“Graffiti (plural of graffito … really?) are writing or drawings that have been scribbled, scratched, or painted illicitly on a wall or other surface, often in a public place.” It derives from the Italian sgraffio (to scratch) and/or from the Greek graphein (‘to write’) and it's been around since the beginning of civilization … think about the cavemen and their cave walls.
After our last visit to Woodstock and a little on-line research, I was left with wondering about the subtle differences between graffiti, tagging and actual street art. When I saw the elaborately painted murals and paintings on buildings in Woodstock, I knew I was looking at art. I felt the difference, but I was trying to verbalize it. So what's the difference? The general consensus is that it's about the “artist's” intent.
Tagging is merely leaving your name or “tag” symbol on any public surface. It's usually not particularly skillful and mostly completed in one or two colors with spray paint or big thick markers. Though we've seen some artful tagging, it usually falls into the defacement or vandalism category. “BTS” seems to be the most active tagger in Woodstock. His (her?) tags are everywhere … unfortunately.
A few years ago, our nephew, Nick, got caught tagging and paid a very hefty fine for it plus had to do community service. I asked him his views on tagging. He said “It's not about the surface cover. It's about the location … leaving your mark ... like gangs use tags to say this is their area n maybe u cover up some one elses tag or u can use to advertise yourself. Sometimes i do it compulsively like if i have a writing implement i just scribble something out. Graffiti and street art usually have a message but tagging is a personal kinda conceited thing.”
The intent of tagging according to Nick, and I agree, seems to be self-aggrandisement … “I was here! Aren't I something!” … no sharing, no beautification, no message. All that said, Nick has some real talent that we all enjoy … just not on public buildings. His artwork would fit right in on some of Woodstock's buildings though.
Back to Woodstock. Though it has its fair share of tagging and random graffiti, it is street art and urban murals that captured our attention last time and drew us back for a closer look. The intent of the art, according to Freddy Sam, local resident, self-taught artist, and one of the prime movers of Woodstock's street art movement, is the beautification of the area and pride in the neighborhood.
This is urban communication at its best and it's a collaborative effort. The talented artists are from around the world. Their messages, whether whimsical or socio-political statements, are clear. Their work appears on buildings and walls and public places with the permission of the owners. It's an open air gallery … and it's wonderful. In the words of Freddy Sam, “Removing the greyness from the soul of the city is the job of musicians, artists and poets.”
I did my homework on the internet before we left. Though there's a plethora of blog posts and articles dedicated to Woodstock's street art, none really give directions to specific locations. There are tours available, but we prefer to wander on our own. After reviewing several photos which showed street signs, I was able to narrow down our search to a walkable grid. We meandered through a labyrinth of decaying, crumbling buildings and dicey streets between Albert and Victoria Roads.

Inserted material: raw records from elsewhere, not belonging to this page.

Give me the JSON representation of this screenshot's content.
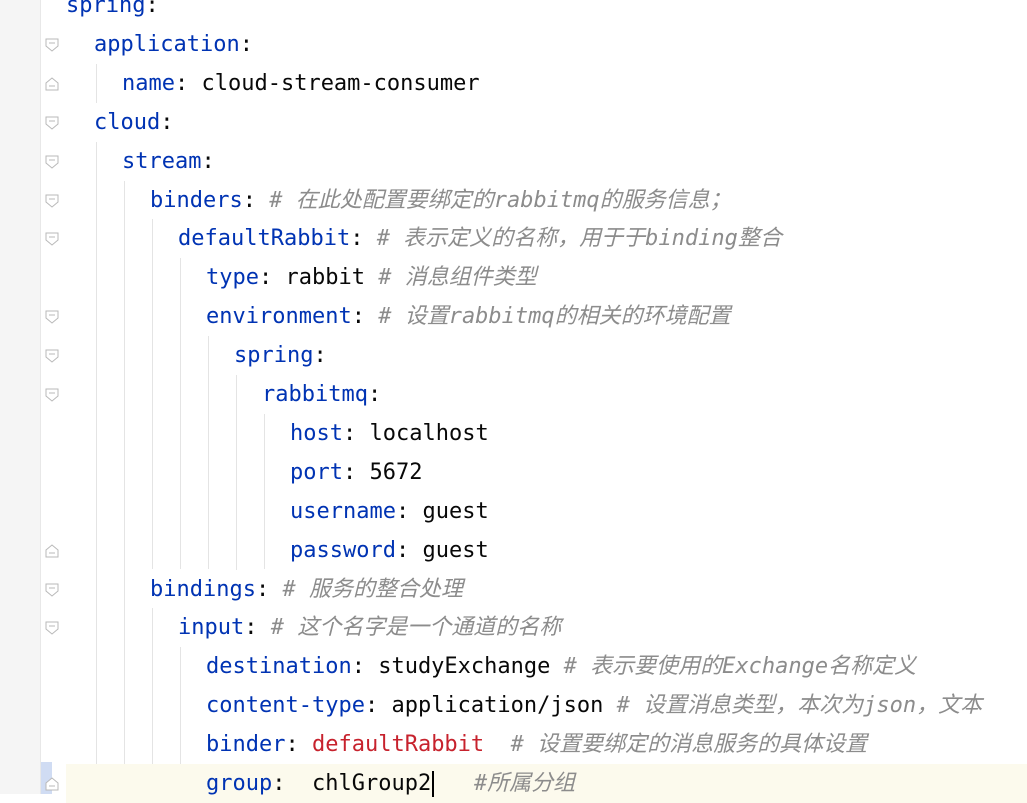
{
  "lines": [
    {
      "key": "spring",
      "sep": ":",
      "value": "",
      "comment": "",
      "value_red": false
    },
    {
      "key": "application",
      "sep": ":",
      "value": "",
      "comment": "",
      "value_red": false
    },
    {
      "key": "name",
      "sep": ": ",
      "value": "cloud-stream-consumer",
      "comment": "",
      "value_red": false
    },
    {
      "key": "cloud",
      "sep": ":",
      "value": "",
      "comment": "",
      "value_red": false
    },
    {
      "key": "stream",
      "sep": ":",
      "value": "",
      "comment": "",
      "value_red": false
    },
    {
      "key": "binders",
      "sep": ": ",
      "value": "",
      "comment": "# 在此处配置要绑定的rabbitmq的服务信息；",
      "value_red": false
    },
    {
      "key": "defaultRabbit",
      "sep": ": ",
      "value": "",
      "comment": "# 表示定义的名称，用于于binding整合",
      "value_red": false
    },
    {
      "key": "type",
      "sep": ": ",
      "value": "rabbit ",
      "comment": "# 消息组件类型",
      "value_red": false
    },
    {
      "key": "environment",
      "sep": ": ",
      "value": "",
      "comment": "# 设置rabbitmq的相关的环境配置",
      "value_red": false
    },
    {
      "key": "spring",
      "sep": ":",
      "value": "",
      "comment": "",
      "value_red": false
    },
    {
      "key": "rabbitmq",
      "sep": ":",
      "value": "",
      "comment": "",
      "value_red": false
    },
    {
      "key": "host",
      "sep": ": ",
      "value": "localhost",
      "comment": "",
      "value_red": false
    },
    {
      "key": "port",
      "sep": ": ",
      "value": "5672",
      "comment": "",
      "value_red": false
    },
    {
      "key": "username",
      "sep": ": ",
      "value": "guest",
      "comment": "",
      "value_red": false
    },
    {
      "key": "password",
      "sep": ": ",
      "value": "guest",
      "comment": "",
      "value_red": false
    },
    {
      "key": "bindings",
      "sep": ": ",
      "value": "",
      "comment": "# 服务的整合处理",
      "value_red": false
    },
    {
      "key": "input",
      "sep": ": ",
      "value": "",
      "comment": "# 这个名字是一个通道的名称",
      "value_red": false
    },
    {
      "key": "destination",
      "sep": ": ",
      "value": "studyExchange ",
      "comment": "# 表示要使用的Exchange名称定义",
      "value_red": false
    },
    {
      "key": "content-type",
      "sep": ": ",
      "value": "application/json ",
      "comment": "# 设置消息类型，本次为json，文本",
      "value_red": false
    },
    {
      "key": "binder",
      "sep": ": ",
      "value": "defaultRabbit",
      "comment": "  # 设置要绑定的消息服务的具体设置",
      "value_red": true
    },
    {
      "key": "group",
      "sep": ":  ",
      "value": "chlGroup2",
      "comment": "   #所属分组",
      "value_red": false
    }
  ],
  "colors": {
    "key": "#0033b3",
    "text": "#080808",
    "comment": "#8c8c8c",
    "red_value": "#c7222d",
    "current_line": "#fcfaed"
  }
}
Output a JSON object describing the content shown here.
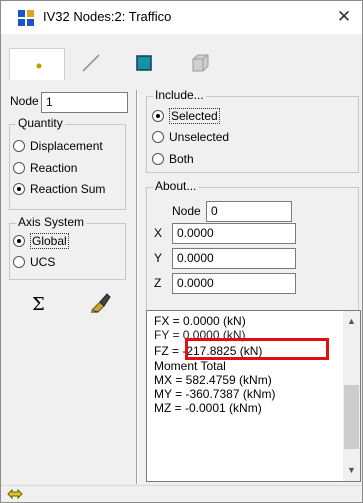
{
  "window": {
    "title": "IV32 Nodes:2: Traffico",
    "close_symbol": "✕"
  },
  "left": {
    "node_label": "Node",
    "node_value": "1",
    "quantity": {
      "title": "Quantity",
      "options": [
        {
          "label": "Displacement",
          "selected": false
        },
        {
          "label": "Reaction",
          "selected": false
        },
        {
          "label": "Reaction Sum",
          "selected": true
        }
      ]
    },
    "axis": {
      "title": "Axis System",
      "options": [
        {
          "label": "Global",
          "selected": true
        },
        {
          "label": "UCS",
          "selected": false
        }
      ]
    },
    "sigma_symbol": "Σ"
  },
  "include": {
    "title": "Include...",
    "options": [
      {
        "label": "Selected",
        "selected": true
      },
      {
        "label": "Unselected",
        "selected": false
      },
      {
        "label": "Both",
        "selected": false
      }
    ]
  },
  "about": {
    "title": "About...",
    "node_label": "Node",
    "node_value": "0",
    "coords": [
      {
        "label": "X",
        "value": "0.0000"
      },
      {
        "label": "Y",
        "value": "0.0000"
      },
      {
        "label": "Z",
        "value": "0.0000"
      }
    ]
  },
  "results": {
    "lines": [
      "FX  = 0.0000 (kN)",
      "FY  = 0.0000 (kN)",
      "FZ  = -217.8825 (kN)",
      "Moment Total",
      "MX  = 582.4759 (kNm)",
      "MY  = -360.7387 (kNm)",
      "MZ  = -0.0001 (kNm)"
    ],
    "highlighted_line": "FZ  = -217.8825 (kN)"
  },
  "colors": {
    "highlight": "#e01010",
    "accent": "#1a8fa8"
  },
  "icons": [
    "app-icon",
    "node-tool-icon",
    "line-tool-icon",
    "square-tool-icon",
    "cube-tool-icon",
    "sigma-icon",
    "eraser-icon",
    "move-arrows-icon",
    "close-icon"
  ]
}
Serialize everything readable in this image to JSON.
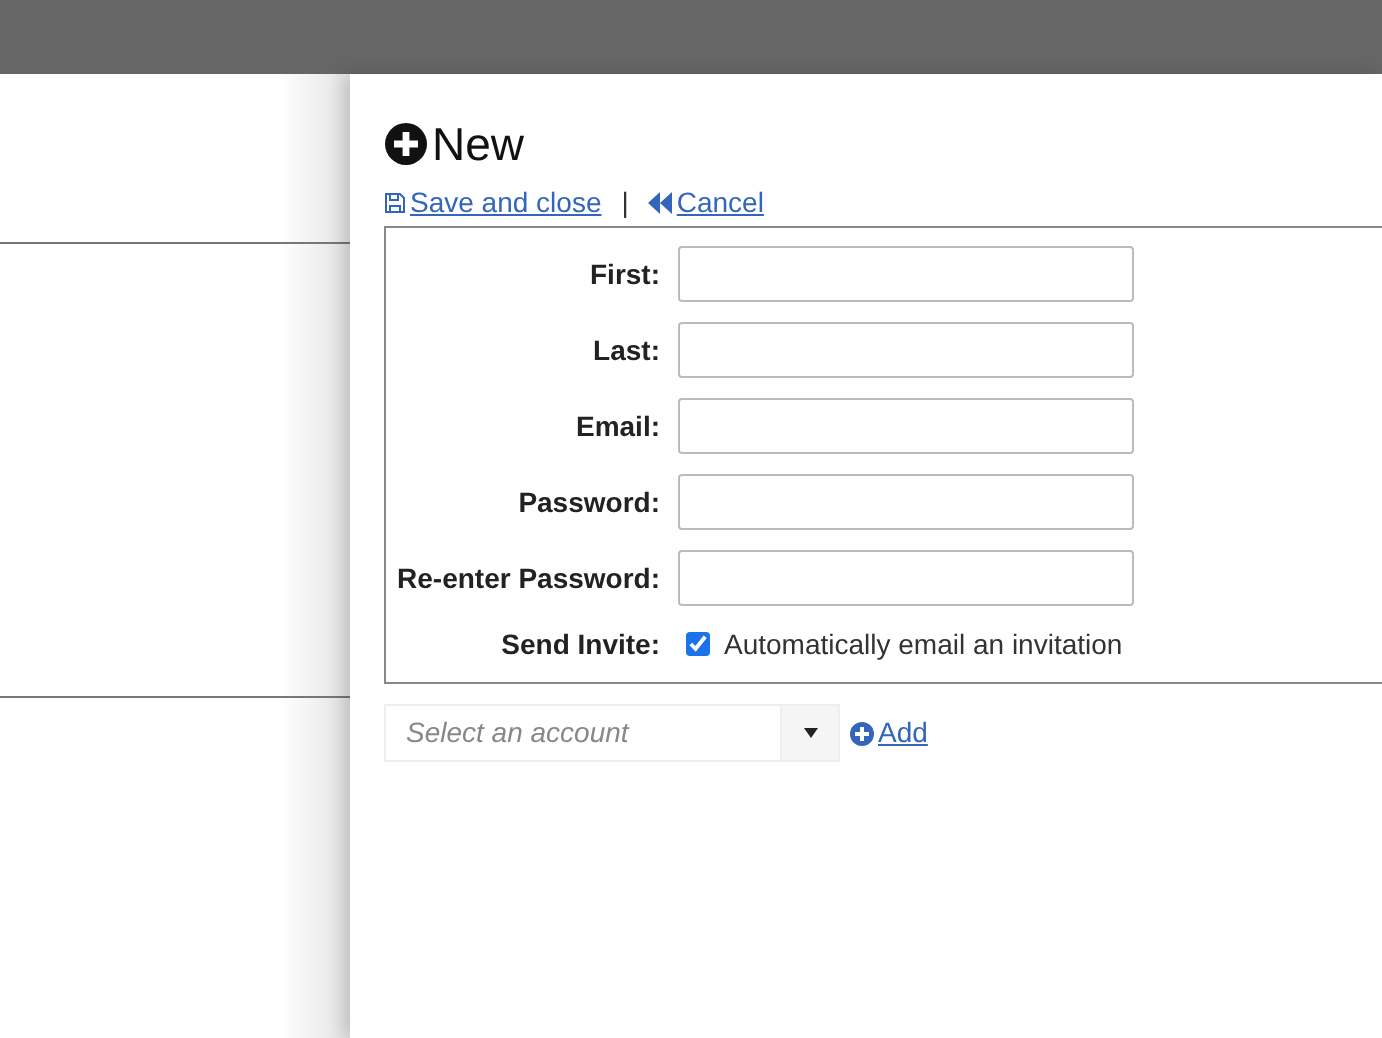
{
  "panel": {
    "title": "New"
  },
  "actions": [
    {
      "kind": "save",
      "label": "Save and close"
    },
    {
      "kind": "separator",
      "label": "|"
    },
    {
      "kind": "cancel",
      "label": "Cancel"
    }
  ],
  "form": {
    "fields": [
      {
        "kind": "text",
        "label": "First:"
      },
      {
        "kind": "text",
        "label": "Last:"
      },
      {
        "kind": "text",
        "label": "Email:"
      },
      {
        "kind": "password",
        "label": "Password:"
      },
      {
        "kind": "password",
        "label": "Re-enter Password:"
      },
      {
        "kind": "checkbox",
        "label": "Send Invite:",
        "checked": true,
        "text": "Automatically email an invitation"
      }
    ]
  },
  "account": {
    "placeholder": "Select an account",
    "add_label": "Add"
  }
}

We traipsed up one parlous street and down another from Barron Street east towards Essex. Locals tell us this isn't a safe area to be walking, but we had no problems and never felt threatened. It's definitely dodgy and has a bad reputation and we probably wouldn't do it at night. But it was a sunny, gorgeous day and we greeted people with a smile and a good morning and received the same in kind. Some teenagers were playing football at the crossroad of two narrow streets, while others shot dice on a corner. They shouted “Take our picture.” We waved and I took a photo.
We stopped at Side Street Studios and peered in through the gate. An attendant from the adjacent shop waved us in and let us pass through to the inner courtyard area. Local artists like DALeast who live and work in this studio have taken free rein of all available wall space and used it to good advantage.
We stopped in the renovated, upscale Woodstock Exchange, an old warehouse building akin to the Old Biscuit Mill. It's a warren of tiny cafes and unique shops offering everything from gourmet lunches, coffees and teas to small galleries and skateboard sales and repairs … kind of a hipster heaven and a magnet for yuppies. Artwork is a distinctive part of the décor, but the place seems incongruous to the neighborhood surrounding it.
We revived ourselves with a coffee at the kitchy little Starling & Hero Bicycle Cafe which had lots of bicycles on display along with other funky bric-a-brac that kept us occupied while we waited for our coffees. I picked up several flyers for events going on at local Cape Town galleries in the upcoming weeks. If we're here much longer, maybe we'll be able to check some of them out. Actually, if we're here much longer, we might have a chance to paint a mural or two ourselves.
Come back tomorrow to explore more of Woodstock's outstanding street art with us. We're saving the best till last.